WORK REQUIRED | The expected answer is a single number, namely how many lines in the data below hold the word "type".

EXERCISE INPUTS |
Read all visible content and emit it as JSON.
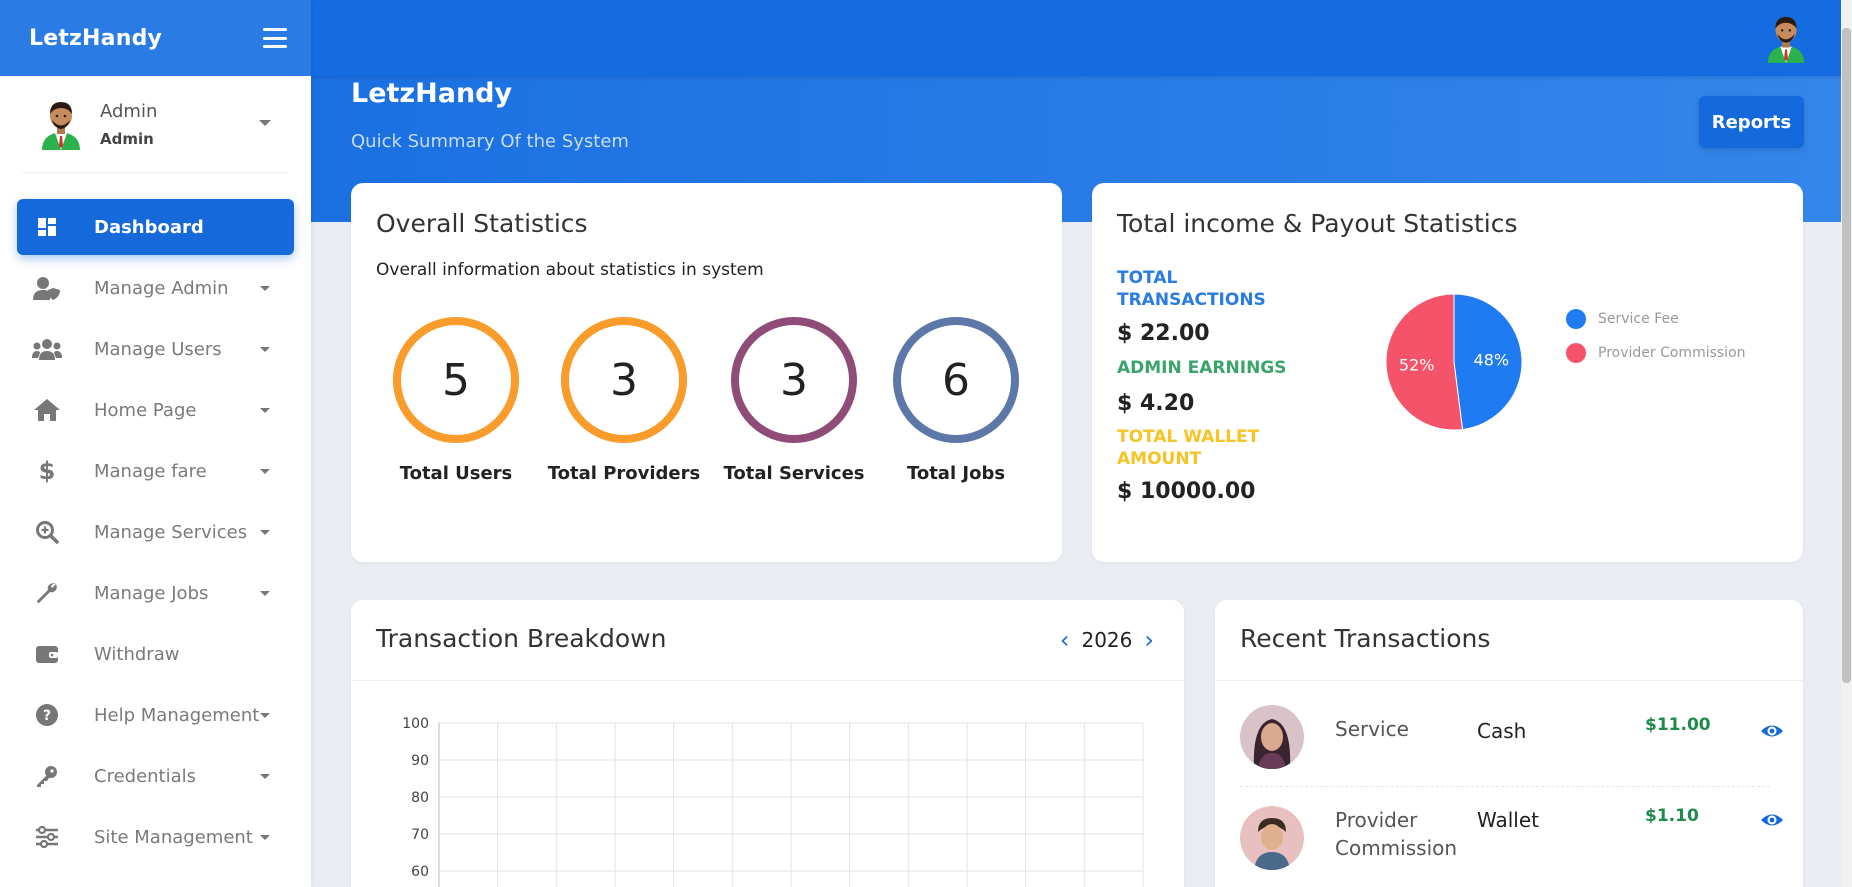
{
  "brand": {
    "name": "LetzHandy"
  },
  "user": {
    "name": "Admin",
    "role": "Admin"
  },
  "menu": [
    {
      "label": "Dashboard",
      "icon": "dashboard-icon",
      "active": true
    },
    {
      "label": "Manage Admin",
      "icon": "user-shield-icon"
    },
    {
      "label": "Manage Users",
      "icon": "users-icon"
    },
    {
      "label": "Home Page",
      "icon": "home-icon"
    },
    {
      "label": "Manage fare",
      "icon": "dollar-icon"
    },
    {
      "label": "Manage Services",
      "icon": "search-plus-icon"
    },
    {
      "label": "Manage Jobs",
      "icon": "wrench-icon"
    },
    {
      "label": "Withdraw",
      "icon": "wallet-icon"
    },
    {
      "label": "Help Management",
      "icon": "help-icon"
    },
    {
      "label": "Credentials",
      "icon": "key-icon"
    },
    {
      "label": "Site Management",
      "icon": "sliders-icon"
    }
  ],
  "hero": {
    "title": "LetzHandy",
    "subtitle": "Quick Summary Of the System",
    "reports_label": "Reports"
  },
  "overall": {
    "title": "Overall Statistics",
    "subtitle": "Overall information about statistics in system",
    "stats": [
      {
        "value": "5",
        "label": "Total Users",
        "color": "#f99c2c"
      },
      {
        "value": "3",
        "label": "Total Providers",
        "color": "#f99c2c"
      },
      {
        "value": "3",
        "label": "Total Services",
        "color": "#8e4c77"
      },
      {
        "value": "6",
        "label": "Total Jobs",
        "color": "#5c77a8"
      }
    ]
  },
  "income": {
    "title": "Total income & Payout Statistics",
    "total_transactions_label": "TOTAL TRANSACTIONS",
    "total_transactions_value": "$ 22.00",
    "admin_earnings_label": "ADMIN EARNINGS",
    "admin_earnings_value": "$ 4.20",
    "wallet_label": "TOTAL WALLET AMOUNT",
    "wallet_value": "$ 10000.00",
    "colors": {
      "transactions": "#2a7be4",
      "earnings": "#3aa46b",
      "wallet": "#f7c325"
    }
  },
  "chart_data": {
    "type": "pie",
    "labels": [
      "Service Fee",
      "Provider Commission"
    ],
    "values": [
      48,
      52
    ],
    "value_labels": [
      "48%",
      "52%"
    ],
    "colors": [
      "#1f7bf2",
      "#f5536a"
    ],
    "legend": "right"
  },
  "breakdown": {
    "title": "Transaction Breakdown",
    "year": "2026",
    "y_ticks": [
      "100",
      "90",
      "80",
      "70",
      "60"
    ],
    "ylim": [
      0,
      100
    ]
  },
  "recent": {
    "title": "Recent Transactions",
    "rows": [
      {
        "type": "Service",
        "method": "Cash",
        "amount": "$11.00"
      },
      {
        "type": "Provider Commission",
        "method": "Wallet",
        "amount": "$1.10"
      }
    ]
  }
}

SOLUTION TO THIS TASK | 3